Dna tests show it’s a miracle con
East African Standard - Nairobi,Kenya
"We are looking good. There is no such thing as a miracle and I don’t think you believe in it. The DNA tests have shown no link between the children and the suspects we are holding,"
DNA tests show it’s a miracle con
By Cyrus Ombati
DNA tests yesterday cracked the mystery of the so-called miracle babies: They are not related at all to the 56-year-old who claimed to have given birth to them at four-month intervals.
A top government official yesterday revealed to the East African Standard that the 12 "miracle babies" had no genetic link with Mrs Eddah Odera
At the same time, the Criminal Investigation Department issued a public appeal to help identify the true parents of 21 "miracle" children — 13 taken from the Odera and nine picked up from the home of evangelist Gilbert Deya.
"We are looking good. There is no such thing as a miracle and I don’t think you believe in it. The DNA tests have shown no link between the children and the suspects we are holding," said the official.
The official added that it was suspected that an international child trafficking syndicate exists in Kenya and this is what the police were working to crack.
"This shows there has been a syndicate of international child smuggling which now I think police will unravel very soon. You will see fire," the official said. The results were released to the police by the Government Chemist yesterday after week-long tests.
DNA samples had been taken from the first batch of 12 "miracle babies" seized from Mrs Odera’s home a week ago. Director of Medical Services Dr James Nyikal yesterday issued a statement saying the results were now in the hands of police.
He said the results on the second batch of nine children removed from Deya’s Mountain View home were not yet out but that work was still going on.
Yesterday, the CID appealed for help from the public to identify the true parents of the 21 "miracle babies" as investigators worked to build a case of possible international child smuggling against four suspects in custody, according to sources.
Police made the appeal as Dr Nyikal announced that his team had completed analysing samples collected from the couple behind the saga — Mr Michael Odera and his wife Eddah — and 11 children found in their home.
He said work had started on the second batch of samples from the nine children seized from Deya’s home and one from a Ugandan woman and the results would be out soon.
Earlier, the officer in charge of investigations, Dr John Maina, had said he had not received the report from Nyikal’s office.
"I have not seen the report as of now. May be it is on the way and I will call the Press once I have it because of the magnitude of the matter," he said.
Mrs Odera, 56, is claiming to have given birth to 13 children in the last five years, a baby every four months, some of them without sexual contact with a man.

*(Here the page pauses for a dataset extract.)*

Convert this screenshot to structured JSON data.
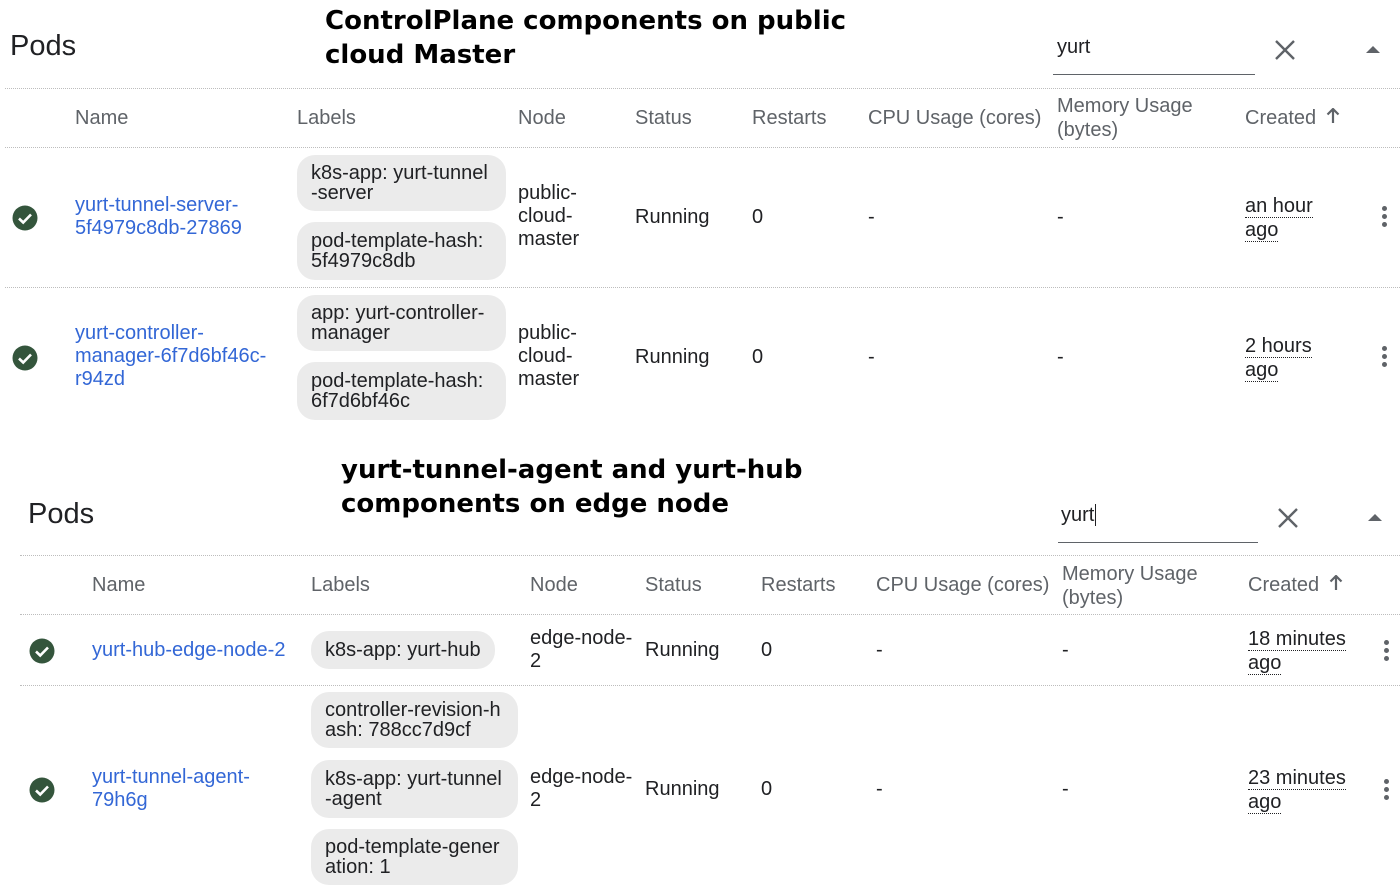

The director of CID, Mr Joseph Kamau, yesterday released to the Press close-up pictures of all the 21 children.
Kamau said through the CID spokesman, Mr Gideon Kibunja, that the babies are aged between three months and 14 years.
"We appeal to the public in general and parents who have lost children in that age range in particular to come to CID headquarters in order to identify the rightful parents," Kibunja said in a press release.
The detectives investigating the case took pictures of all the 21 children whose names are not given. Instead, the pictures are numbered one to 21, starting with the nine who were found in Deya’s home. Kibunja explained that the children’s names were not given because their right parents are not known.
In the pictures, some of the children are smiling while others are crying. The pictures will also be circulated to all police stations across the country.
The children are being cared for at the Nairobi Children’s Home in Lower Kabete as police investigate the circumstances under which the two families acquired them.
Police had raided the two homes and seized the children following reports that Deya Ministries was being investigated for alleged international child trafficking. Mr Deya is facing charges of child trafficking in the UK.
The Oderas had claimed that Eddah gave birth to 13 children within a span of five years "through prayers".
When detectives later raided Deya’s home and seized nine more children, the evangelist’s wife insisted that the children were hers and she had given birth to them miraculously "through faith and prayers".
All 21 children were yesterday taken to Kenyatta National Hospital for various medical checkups.
Kibunja said police had restricted visits to the home by people claiming to be parents because the children were becoming traumatised by the overwhelming number of visitors.
So far, 43 couples had by yesterday evening turned up at the CID headquarters claiming to be the children’s parents.